> [Problem description]: Down to the last line, copy the records below without any change.
——
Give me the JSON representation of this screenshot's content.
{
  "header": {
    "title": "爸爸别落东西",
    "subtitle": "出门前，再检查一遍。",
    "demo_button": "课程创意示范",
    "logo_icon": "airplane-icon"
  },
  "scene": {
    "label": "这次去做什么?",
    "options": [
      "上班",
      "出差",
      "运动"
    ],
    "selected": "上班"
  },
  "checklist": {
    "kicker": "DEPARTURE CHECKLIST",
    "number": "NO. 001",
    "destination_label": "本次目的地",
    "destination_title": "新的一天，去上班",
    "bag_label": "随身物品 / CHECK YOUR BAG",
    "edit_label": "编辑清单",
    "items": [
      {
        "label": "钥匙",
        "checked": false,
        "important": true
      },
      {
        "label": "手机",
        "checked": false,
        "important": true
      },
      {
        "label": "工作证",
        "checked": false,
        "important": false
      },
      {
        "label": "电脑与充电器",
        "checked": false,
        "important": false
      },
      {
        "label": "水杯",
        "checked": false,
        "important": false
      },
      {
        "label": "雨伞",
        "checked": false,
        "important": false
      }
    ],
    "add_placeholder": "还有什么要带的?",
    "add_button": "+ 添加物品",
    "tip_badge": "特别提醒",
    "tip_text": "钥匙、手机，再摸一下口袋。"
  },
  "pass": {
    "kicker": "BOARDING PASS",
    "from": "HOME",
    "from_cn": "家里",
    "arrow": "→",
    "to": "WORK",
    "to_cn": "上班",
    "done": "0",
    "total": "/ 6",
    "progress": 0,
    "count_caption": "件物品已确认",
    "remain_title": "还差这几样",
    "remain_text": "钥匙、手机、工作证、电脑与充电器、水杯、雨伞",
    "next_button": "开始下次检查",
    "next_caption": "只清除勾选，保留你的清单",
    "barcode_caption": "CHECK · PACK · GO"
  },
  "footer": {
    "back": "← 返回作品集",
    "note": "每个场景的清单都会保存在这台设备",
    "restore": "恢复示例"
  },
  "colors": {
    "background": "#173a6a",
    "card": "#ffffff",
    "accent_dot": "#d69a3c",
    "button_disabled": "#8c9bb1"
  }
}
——
> [Result of the exercise]:
Give me the JSON representation of this screenshot's content.
{
  "header": {
    "title": "爸爸别落东西",
    "subtitle": "出门前，再检查一遍。",
    "demo_button": "课程创意示范",
    "logo_icon": "airplane-icon"
  },
  "scene": {
    "label": "这次去做什么?",
    "options": [
      "上班",
      "出差",
      "运动"
    ],
    "selected": "上班"
  },
  "checklist": {
    "kicker": "DEPARTURE CHECKLIST",
    "number": "NO. 001",
    "destination_label": "本次目的地",
    "destination_title": "新的一天，去上班",
    "bag_label": "随身物品 / CHECK YOUR BAG",
    "edit_label": "编辑清单",
    "items": [
      {
        "label": "钥匙",
        "checked": false,
        "important": true
      },
      {
        "label": "手机",
        "checked": false,
        "important": true
      },
      {
        "label": "工作证",
        "checked": false,
        "important": false
      },
      {
        "label": "电脑与充电器",
        "checked": false,
        "important": false
      },
      {
        "label": "水杯",
        "checked": false,
        "important": false
      },
      {
        "label": "雨伞",
        "checked": false,
        "important": false
      }
    ],
    "add_placeholder": "还有什么要带的?",
    "add_button": "+ 添加物品",
    "tip_badge": "特别提醒",
    "tip_text": "钥匙、手机，再摸一下口袋。"
  },
  "pass": {
    "kicker": "BOARDING PASS",
    "from": "HOME",
    "from_cn": "家里",
    "arrow": "→",
    "to": "WORK",
    "to_cn": "上班",
    "done": "0",
    "total": "/ 6",
    "progress": 0,
    "count_caption": "件物品已确认",
    "remain_title": "还差这几样",
    "remain_text": "钥匙、手机、工作证、电脑与充电器、水杯、雨伞",
    "next_button": "开始下次检查",
    "next_caption": "只清除勾选，保留你的清单",
    "barcode_caption": "CHECK · PACK · GO"
  },
  "footer": {
    "back": "← 返回作品集",
    "note": "每个场景的清单都会保存在这台设备",
    "restore": "恢复示例"
  },
  "colors": {
    "background": "#173a6a",
    "card": "#ffffff",
    "accent_dot": "#d69a3c",
    "button_disabled": "#8c9bb1"
  }
}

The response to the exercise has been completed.